Check each line of the records for "Karras"; collect those that have it.

*** Opening of Record set ***

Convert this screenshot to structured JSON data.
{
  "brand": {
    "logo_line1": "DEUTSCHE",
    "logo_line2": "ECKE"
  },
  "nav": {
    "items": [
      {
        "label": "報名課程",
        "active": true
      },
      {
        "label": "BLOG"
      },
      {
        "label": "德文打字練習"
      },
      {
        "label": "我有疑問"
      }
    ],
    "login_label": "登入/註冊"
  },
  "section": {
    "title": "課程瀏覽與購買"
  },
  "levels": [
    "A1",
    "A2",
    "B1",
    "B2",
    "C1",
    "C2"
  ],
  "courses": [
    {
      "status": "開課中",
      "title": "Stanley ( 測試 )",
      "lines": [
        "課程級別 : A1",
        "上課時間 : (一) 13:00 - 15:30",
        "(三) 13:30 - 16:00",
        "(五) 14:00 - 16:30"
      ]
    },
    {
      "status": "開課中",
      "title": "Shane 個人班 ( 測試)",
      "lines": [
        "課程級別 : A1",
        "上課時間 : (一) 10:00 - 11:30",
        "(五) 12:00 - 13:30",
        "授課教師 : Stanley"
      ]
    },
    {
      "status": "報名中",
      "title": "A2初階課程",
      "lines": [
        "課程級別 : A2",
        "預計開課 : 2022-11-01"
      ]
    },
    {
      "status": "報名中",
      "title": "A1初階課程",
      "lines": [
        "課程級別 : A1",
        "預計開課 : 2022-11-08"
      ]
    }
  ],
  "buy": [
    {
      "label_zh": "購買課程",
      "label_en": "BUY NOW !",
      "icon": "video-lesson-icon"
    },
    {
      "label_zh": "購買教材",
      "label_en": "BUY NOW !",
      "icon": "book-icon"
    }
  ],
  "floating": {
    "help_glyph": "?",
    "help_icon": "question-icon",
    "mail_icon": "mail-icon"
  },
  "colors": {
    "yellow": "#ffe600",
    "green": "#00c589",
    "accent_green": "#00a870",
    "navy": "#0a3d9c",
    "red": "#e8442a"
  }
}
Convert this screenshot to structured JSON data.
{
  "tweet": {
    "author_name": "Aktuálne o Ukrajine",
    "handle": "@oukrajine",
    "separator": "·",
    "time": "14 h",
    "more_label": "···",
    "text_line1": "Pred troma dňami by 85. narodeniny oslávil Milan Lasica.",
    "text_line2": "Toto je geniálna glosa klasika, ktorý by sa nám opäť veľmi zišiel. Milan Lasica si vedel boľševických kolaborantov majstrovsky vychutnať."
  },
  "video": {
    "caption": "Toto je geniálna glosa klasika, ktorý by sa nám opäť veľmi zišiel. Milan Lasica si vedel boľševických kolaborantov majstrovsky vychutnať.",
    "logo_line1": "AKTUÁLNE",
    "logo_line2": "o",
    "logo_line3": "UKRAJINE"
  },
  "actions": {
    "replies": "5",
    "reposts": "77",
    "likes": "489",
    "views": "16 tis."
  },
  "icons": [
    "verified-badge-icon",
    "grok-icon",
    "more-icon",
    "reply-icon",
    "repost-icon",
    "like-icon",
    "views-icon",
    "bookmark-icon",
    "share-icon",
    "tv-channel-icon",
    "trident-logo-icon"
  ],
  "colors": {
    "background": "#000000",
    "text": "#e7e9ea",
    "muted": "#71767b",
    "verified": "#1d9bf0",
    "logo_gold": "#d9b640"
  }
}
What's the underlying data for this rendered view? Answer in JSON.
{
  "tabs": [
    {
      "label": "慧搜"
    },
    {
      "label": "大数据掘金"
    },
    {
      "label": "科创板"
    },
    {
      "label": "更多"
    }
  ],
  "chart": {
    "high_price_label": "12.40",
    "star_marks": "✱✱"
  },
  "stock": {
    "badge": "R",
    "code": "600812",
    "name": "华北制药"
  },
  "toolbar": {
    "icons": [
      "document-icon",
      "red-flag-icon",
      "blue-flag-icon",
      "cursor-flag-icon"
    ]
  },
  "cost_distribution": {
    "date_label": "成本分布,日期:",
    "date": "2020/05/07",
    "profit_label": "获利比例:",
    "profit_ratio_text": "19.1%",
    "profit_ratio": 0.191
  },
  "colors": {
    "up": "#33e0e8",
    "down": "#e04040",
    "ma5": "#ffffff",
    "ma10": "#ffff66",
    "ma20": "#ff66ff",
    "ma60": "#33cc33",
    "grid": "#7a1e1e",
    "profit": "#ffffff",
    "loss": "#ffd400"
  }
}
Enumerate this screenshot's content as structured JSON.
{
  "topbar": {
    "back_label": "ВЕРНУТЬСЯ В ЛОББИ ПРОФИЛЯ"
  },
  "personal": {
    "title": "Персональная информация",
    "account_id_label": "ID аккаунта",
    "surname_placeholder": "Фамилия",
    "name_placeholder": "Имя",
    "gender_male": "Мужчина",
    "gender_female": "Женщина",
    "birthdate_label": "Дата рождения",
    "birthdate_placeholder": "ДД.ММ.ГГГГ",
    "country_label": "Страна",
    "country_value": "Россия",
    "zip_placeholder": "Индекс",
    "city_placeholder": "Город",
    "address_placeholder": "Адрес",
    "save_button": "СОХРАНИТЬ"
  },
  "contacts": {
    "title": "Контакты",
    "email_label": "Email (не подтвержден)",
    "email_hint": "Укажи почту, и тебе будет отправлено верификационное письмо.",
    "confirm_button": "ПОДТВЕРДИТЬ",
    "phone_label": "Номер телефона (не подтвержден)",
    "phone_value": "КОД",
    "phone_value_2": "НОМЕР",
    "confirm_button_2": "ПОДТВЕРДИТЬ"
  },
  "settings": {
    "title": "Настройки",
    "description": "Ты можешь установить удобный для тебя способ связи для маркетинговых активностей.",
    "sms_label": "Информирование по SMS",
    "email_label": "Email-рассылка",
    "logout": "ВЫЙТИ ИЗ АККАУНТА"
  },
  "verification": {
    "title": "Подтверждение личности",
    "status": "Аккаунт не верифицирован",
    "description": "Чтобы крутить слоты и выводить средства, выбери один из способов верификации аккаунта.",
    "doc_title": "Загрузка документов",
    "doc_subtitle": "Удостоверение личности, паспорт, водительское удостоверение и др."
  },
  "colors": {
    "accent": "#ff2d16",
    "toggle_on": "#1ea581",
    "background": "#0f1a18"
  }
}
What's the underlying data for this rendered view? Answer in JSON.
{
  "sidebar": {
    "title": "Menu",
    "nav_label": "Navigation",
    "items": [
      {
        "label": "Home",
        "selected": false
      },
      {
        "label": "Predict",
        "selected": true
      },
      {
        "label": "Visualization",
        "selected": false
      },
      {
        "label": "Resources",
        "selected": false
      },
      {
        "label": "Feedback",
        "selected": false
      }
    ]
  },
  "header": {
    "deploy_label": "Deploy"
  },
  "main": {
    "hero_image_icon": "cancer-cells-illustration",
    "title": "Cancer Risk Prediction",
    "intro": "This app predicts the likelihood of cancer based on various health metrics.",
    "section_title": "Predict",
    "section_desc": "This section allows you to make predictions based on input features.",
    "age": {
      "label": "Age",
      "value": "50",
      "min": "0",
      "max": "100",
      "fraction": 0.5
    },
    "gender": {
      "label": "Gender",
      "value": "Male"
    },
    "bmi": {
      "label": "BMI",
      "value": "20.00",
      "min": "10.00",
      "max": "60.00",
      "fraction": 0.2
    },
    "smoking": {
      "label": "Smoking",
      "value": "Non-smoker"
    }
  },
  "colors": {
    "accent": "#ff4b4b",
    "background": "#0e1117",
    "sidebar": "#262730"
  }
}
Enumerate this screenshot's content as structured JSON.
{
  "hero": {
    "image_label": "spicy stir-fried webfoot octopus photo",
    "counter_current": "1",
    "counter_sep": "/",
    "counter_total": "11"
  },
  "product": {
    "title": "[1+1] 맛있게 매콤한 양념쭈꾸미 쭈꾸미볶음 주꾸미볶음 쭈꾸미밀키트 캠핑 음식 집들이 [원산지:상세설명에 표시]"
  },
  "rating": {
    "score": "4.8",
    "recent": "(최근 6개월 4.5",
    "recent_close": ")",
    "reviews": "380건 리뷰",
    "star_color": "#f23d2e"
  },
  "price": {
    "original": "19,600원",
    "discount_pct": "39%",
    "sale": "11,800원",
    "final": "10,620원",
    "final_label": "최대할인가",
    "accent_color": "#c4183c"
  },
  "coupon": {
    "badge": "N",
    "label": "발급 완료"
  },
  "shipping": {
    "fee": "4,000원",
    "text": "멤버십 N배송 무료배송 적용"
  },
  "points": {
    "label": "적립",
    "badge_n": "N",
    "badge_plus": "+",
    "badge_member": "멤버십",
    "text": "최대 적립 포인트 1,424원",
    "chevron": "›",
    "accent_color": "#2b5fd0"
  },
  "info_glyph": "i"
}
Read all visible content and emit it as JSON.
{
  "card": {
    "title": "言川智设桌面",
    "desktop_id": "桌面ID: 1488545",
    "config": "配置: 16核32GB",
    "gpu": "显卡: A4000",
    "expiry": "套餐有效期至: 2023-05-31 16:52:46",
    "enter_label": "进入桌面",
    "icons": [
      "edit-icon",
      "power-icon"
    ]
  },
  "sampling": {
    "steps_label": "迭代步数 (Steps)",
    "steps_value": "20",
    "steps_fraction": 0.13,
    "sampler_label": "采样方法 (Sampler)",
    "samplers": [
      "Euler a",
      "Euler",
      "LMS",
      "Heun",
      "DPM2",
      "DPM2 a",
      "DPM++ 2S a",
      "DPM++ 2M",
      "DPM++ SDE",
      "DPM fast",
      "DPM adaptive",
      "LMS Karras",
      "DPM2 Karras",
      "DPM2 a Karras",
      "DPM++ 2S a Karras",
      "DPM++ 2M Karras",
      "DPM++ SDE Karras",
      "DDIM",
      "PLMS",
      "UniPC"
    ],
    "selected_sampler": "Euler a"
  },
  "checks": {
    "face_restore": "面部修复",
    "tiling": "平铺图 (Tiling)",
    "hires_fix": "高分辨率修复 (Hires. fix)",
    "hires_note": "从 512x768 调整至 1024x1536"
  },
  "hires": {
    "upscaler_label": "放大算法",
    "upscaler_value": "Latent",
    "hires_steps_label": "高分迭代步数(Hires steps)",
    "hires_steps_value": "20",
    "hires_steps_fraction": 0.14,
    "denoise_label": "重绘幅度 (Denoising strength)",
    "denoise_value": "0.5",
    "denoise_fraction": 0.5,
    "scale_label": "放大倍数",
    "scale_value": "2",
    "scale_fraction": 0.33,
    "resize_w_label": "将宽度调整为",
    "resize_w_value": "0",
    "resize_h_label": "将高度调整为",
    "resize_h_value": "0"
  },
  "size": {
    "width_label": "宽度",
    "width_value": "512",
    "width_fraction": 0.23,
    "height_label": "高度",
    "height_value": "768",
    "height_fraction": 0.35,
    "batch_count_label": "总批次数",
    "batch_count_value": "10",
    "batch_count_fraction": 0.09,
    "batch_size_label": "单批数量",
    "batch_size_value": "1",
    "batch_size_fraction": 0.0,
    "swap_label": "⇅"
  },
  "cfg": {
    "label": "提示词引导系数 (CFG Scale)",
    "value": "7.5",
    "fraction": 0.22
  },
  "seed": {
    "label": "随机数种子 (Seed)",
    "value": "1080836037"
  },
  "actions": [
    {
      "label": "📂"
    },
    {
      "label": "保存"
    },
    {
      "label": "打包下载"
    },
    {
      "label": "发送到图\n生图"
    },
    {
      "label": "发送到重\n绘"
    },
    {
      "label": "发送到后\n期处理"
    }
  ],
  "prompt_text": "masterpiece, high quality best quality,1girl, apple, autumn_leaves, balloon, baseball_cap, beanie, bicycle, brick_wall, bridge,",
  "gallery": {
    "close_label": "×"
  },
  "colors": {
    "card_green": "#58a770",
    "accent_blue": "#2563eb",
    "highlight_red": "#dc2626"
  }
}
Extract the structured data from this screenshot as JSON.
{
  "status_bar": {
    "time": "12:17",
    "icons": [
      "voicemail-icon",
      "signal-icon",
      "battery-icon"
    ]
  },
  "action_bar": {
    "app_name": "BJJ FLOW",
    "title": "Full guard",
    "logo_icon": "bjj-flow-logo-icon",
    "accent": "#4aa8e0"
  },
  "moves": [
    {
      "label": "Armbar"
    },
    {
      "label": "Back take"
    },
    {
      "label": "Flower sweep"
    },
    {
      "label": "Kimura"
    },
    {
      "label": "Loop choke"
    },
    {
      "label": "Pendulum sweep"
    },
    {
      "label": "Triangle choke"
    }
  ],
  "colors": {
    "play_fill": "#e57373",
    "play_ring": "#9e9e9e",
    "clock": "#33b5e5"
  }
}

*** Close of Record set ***

→ Written solution:
      "LMS Karras",
      "DPM2 Karras",
      "DPM2 a Karras",
      "DPM++ 2S a Karras",
      "DPM++ 2M Karras",
      "DPM++ SDE Karras",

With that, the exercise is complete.